moderation, strong support has existed for militant attacks against
legitimate targets, otherwise known as Israeli soldiers in the occupied
Palestinian territories or U.S. troops in Iraq.
The anger stems from the country's 5.4 million citizens, more than
half being Palestinians or of Palestinian descent, among whom anger simmers
over Israel's 1948 annexing of Palestinian territories.
Jordan's 1994 peace treaty with Israel is still roundly denounced by
Islamists.
But amid a spiraling of violence in neighboring Iraq and numerous
foiled terror plots here in Jordan before Wednesday's strikes, views toward
terrorism have started to change.
A fierce national debate followed the triple hotel bombings by
Jordanian-born al-Zarqawi's terror group that killed 57 people, mostly Arabs
and Muslims, and even targeted a Jordanian-Palestinian wedding reception.

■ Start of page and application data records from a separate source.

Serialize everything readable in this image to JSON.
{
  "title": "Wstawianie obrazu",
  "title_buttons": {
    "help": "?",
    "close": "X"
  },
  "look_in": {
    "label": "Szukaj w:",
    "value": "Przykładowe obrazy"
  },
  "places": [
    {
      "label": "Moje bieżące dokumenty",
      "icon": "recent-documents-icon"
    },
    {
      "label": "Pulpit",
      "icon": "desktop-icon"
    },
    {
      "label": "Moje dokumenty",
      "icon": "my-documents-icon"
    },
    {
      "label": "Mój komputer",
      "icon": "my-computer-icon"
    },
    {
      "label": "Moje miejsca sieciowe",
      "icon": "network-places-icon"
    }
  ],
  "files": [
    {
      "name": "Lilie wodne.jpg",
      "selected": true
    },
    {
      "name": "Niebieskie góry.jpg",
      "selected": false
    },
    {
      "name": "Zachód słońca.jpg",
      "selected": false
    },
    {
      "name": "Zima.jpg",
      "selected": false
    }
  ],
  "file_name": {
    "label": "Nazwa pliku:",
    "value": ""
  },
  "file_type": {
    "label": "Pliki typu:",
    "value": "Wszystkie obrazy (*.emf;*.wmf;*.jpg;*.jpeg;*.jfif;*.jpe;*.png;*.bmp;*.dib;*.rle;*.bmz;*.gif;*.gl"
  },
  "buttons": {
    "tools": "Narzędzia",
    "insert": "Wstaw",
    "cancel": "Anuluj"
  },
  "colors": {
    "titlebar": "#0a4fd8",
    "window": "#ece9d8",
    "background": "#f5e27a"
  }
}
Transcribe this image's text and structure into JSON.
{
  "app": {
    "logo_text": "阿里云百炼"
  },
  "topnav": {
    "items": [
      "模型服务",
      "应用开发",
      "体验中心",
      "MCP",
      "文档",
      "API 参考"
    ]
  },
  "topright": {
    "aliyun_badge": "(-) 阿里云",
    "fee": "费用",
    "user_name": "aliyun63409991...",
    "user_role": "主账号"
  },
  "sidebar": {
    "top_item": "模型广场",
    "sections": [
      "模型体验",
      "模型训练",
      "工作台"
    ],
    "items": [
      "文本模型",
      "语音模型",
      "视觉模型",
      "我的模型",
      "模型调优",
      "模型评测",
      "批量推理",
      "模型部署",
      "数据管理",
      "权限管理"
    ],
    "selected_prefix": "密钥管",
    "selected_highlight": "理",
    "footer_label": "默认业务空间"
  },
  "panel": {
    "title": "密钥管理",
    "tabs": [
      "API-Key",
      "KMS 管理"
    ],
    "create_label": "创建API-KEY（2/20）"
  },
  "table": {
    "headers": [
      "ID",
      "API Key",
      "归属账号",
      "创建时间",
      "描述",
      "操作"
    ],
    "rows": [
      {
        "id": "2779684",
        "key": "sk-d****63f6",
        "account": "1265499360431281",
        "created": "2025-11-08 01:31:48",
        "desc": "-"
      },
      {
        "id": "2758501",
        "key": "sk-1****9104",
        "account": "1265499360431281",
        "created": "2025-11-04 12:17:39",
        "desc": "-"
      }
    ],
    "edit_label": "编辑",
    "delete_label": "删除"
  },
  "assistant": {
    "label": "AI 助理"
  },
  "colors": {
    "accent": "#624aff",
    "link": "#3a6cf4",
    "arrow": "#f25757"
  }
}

TV talkshows and newspaper columnists have been focussing on the
suicide attacks and whether Muslims should condone them in part or total.
"There has (long) been empathy among Jordanians for insurgent

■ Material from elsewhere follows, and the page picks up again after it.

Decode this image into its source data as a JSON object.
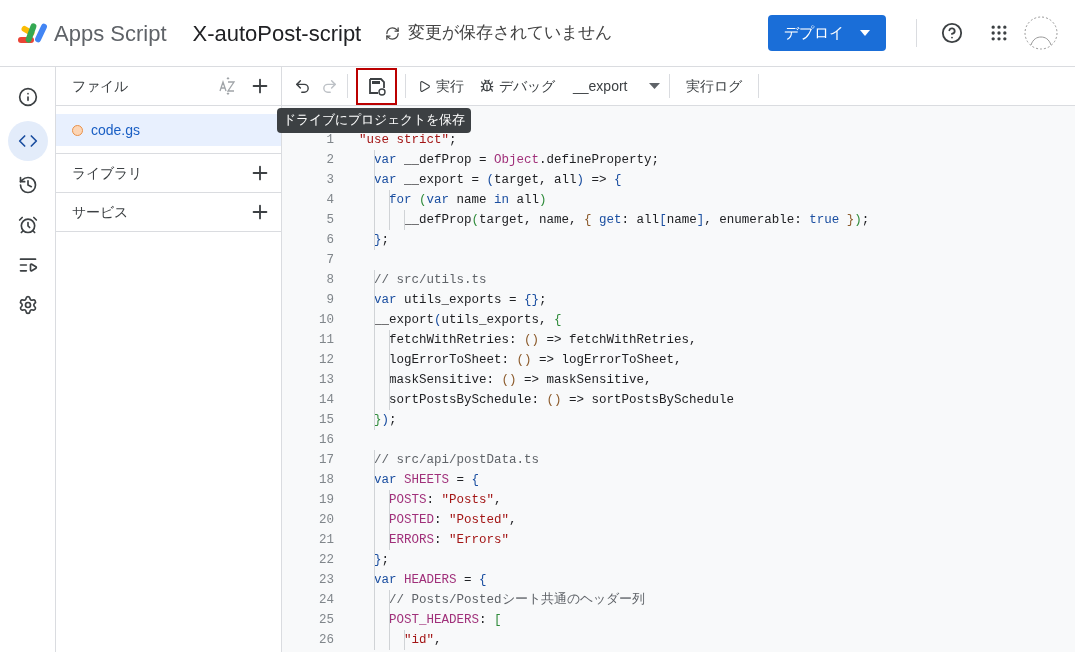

strikes against military targets in Iraq, particularly against U.S. forces,
and this has been evident in how the country's press covers events in Iraq,"
says Mustafa Hamarneh, a prominent researcher who has conducted numerous
surveys on domestic attitudes toward suicide bombings.
"But speaking of Jordan today, I believe we will now begin to see a
change in how the country's press reports events in Iraq, such as suicide
bombings and in public attitudes," he said.
Jordan's King Abdullah II, a fiery critic of Islamic militancy, said
the battle against terrorists like al-Zarqawi is not just a tactical but an
"ideological struggle between extremist Muslims that have this perverse view
of Islam against the rest of us moderate Muslims."
In an outpouring of emotion, thousands of Jordanians took to the
streets throughout the kingdom after the Amman bombings, shouting: "Burn in
hell, al-Zarqawi."
"It's a public relations disaster for al-Zarqawi and his militants,"
said M.J. Gohel, the director of the London-based Asia Pacific Foundation, a
think tank that tracks militant groups. "The Amman blasts were not
accidental killings. They murdered Muslims in cold blood."
A July survey from the Washington-based Pew Research Center even
found support in Jordan for suicide bombings against Americans and their
allies in Iraq dropped from 70 percent to 49 percent since March 2004.
Still, there are many Jordanians who believe that targeting U.S.-led
forces in Iraq and or Israeli troops in the Palestinian territories remains
a legitimate resistance to occupation.
"We don't approve of the al-Qaida formula to kill civilians. This is
completely against our beliefs as Muslims," said Abdul-Latif Arabiyat, a
leading member of the hardline Islamic Action Front, Jordan's largest Muslim
opposition group and a fiery critic of the king's pro-Western outlook.
"We have to differentiate between terrorism and resistance," he
said, adding fighting occupation of Muslim land is sanctioned.
Jordan is wedged between volatile Israel and the Palestinian
territories to the west and war-ravaged Iraq to its east. Large sections of
its Palestinian population blame U.S. policies _ particularly the unwavering
support for Israel _ for the region's turmoil.
Increasing economic woes among a largely young population also
provides fertile ground for militancy.
Al-Zarqawi arrived in Iraq before the 2003 U.S.-led invasion and has
spurred a nationwide insurgency marked by suicide bombings, kidnappings and
beheadings. But Iraq was never his sole goal, holding a vision to create an
Islamic caliphate in the region through toppling moderate U.S.-allied
regimes.
The hotel bombings were a "wake up call to Jordanians" that
al-Zarqawi was now a real threat after finally pulling off a major attack
after several foiled plots, said former lawmaker Ahmed Oweidi Abbadi.
"People weren't thinking straight (before), but they're talking
sense after the blasts," he said, as Jordanians were under no more illusions
of the threat posed by militants like those belonging to al-Qaida in Iraq.